How many lines in the data hold the string "screenshot"? State the number alone.
══ PROVIDED MATERIAL
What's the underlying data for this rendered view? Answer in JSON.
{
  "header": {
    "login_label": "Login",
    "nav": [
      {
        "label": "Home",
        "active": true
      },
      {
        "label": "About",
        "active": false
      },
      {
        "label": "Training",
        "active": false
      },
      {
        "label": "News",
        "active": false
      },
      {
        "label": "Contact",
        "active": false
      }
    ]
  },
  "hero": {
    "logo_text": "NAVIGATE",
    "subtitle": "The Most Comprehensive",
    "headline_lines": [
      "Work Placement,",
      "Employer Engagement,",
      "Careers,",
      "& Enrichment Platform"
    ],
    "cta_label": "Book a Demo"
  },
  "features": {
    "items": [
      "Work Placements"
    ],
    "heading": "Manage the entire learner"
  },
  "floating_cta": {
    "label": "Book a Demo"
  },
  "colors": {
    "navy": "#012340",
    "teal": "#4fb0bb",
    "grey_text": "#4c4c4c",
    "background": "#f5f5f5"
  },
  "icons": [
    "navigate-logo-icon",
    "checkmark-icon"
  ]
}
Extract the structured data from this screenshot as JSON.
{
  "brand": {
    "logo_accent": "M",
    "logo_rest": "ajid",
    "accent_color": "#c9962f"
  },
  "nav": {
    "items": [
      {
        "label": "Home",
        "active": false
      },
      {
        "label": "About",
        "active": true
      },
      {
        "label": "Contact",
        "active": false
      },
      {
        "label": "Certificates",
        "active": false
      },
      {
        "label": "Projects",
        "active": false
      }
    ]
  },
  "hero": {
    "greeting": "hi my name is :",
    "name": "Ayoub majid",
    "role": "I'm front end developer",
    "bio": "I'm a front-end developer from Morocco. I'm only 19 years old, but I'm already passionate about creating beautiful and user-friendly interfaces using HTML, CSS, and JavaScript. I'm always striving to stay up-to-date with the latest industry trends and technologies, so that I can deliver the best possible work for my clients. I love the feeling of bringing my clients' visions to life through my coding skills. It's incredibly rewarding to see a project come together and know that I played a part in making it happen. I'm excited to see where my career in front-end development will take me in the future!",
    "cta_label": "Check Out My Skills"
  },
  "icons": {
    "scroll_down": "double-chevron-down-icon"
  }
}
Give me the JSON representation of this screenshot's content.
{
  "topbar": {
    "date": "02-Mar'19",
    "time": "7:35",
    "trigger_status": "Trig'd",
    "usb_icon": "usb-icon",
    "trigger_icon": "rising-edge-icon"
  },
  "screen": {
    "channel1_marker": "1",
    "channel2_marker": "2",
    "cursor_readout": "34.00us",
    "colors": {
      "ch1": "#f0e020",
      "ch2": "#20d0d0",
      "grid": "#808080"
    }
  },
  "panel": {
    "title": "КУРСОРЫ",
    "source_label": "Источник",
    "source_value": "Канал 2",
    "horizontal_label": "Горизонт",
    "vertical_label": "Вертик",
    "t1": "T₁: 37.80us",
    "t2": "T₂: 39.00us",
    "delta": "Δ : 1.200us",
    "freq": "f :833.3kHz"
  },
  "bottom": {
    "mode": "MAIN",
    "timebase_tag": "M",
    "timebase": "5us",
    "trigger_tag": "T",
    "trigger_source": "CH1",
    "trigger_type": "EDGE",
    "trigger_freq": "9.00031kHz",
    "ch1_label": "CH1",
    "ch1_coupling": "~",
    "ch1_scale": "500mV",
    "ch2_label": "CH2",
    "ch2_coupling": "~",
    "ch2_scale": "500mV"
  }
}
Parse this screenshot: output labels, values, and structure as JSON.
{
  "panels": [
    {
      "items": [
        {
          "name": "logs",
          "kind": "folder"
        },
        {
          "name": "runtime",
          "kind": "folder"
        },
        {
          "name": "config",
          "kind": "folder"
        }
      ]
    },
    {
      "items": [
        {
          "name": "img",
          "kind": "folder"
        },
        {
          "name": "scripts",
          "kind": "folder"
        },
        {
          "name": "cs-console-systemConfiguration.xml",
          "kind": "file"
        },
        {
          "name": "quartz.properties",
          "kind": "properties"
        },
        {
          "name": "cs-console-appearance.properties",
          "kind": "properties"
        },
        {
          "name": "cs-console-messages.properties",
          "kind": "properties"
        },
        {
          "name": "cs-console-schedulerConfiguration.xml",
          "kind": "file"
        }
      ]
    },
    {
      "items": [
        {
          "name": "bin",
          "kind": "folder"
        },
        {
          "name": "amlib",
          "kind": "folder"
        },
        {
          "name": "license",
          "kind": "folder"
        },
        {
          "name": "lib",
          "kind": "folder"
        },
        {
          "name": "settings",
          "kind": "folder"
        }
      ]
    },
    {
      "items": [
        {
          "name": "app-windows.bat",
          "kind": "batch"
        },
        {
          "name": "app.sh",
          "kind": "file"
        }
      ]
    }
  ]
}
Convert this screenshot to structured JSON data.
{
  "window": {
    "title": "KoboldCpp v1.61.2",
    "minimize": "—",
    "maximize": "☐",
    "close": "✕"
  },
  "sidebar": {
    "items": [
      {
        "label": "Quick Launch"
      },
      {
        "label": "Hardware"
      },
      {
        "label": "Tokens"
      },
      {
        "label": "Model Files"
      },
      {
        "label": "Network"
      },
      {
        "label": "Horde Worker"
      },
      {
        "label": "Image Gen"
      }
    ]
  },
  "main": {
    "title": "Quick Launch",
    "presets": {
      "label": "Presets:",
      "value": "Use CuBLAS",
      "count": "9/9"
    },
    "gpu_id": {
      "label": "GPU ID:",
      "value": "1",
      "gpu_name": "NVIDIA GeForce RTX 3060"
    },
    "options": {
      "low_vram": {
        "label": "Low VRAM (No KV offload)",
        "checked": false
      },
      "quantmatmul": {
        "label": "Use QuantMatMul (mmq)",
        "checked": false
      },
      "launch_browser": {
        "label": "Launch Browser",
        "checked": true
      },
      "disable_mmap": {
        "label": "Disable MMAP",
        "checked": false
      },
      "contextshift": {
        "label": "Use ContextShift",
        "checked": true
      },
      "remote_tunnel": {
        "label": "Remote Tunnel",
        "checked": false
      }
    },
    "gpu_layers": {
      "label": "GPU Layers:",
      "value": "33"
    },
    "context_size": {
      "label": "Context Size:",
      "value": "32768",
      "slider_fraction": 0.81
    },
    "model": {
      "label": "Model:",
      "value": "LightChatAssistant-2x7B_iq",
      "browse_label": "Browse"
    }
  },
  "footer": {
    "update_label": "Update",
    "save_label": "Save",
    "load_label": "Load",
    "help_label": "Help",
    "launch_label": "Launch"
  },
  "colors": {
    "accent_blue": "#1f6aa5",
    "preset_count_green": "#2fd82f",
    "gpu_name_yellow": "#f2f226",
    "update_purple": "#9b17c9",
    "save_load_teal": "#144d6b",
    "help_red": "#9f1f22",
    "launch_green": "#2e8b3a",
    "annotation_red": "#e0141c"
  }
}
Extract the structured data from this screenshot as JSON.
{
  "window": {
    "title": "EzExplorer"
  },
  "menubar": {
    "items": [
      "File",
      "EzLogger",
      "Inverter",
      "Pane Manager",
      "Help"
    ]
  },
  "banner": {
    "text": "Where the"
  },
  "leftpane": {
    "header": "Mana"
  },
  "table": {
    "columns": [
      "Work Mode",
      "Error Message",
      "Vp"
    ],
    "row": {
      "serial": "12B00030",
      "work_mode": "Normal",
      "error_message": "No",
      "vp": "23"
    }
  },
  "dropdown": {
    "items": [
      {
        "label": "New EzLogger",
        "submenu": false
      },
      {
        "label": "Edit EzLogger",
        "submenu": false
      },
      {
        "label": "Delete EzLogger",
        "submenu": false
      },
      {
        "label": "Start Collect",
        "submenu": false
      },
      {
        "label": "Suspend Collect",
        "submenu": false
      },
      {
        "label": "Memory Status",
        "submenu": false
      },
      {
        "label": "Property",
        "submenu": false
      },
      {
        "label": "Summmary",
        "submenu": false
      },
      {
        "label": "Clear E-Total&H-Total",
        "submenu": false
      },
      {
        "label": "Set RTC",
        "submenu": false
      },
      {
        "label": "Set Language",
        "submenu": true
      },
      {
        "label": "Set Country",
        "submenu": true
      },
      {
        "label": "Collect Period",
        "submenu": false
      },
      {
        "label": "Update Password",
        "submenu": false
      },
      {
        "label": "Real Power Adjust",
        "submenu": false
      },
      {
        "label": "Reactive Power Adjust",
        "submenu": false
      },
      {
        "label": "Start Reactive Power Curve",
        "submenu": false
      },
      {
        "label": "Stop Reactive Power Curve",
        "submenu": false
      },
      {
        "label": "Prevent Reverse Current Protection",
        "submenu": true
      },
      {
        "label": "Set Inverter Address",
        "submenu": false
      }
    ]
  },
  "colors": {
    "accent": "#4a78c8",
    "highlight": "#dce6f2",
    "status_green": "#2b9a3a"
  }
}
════
**RESPONSE BELOW:** 5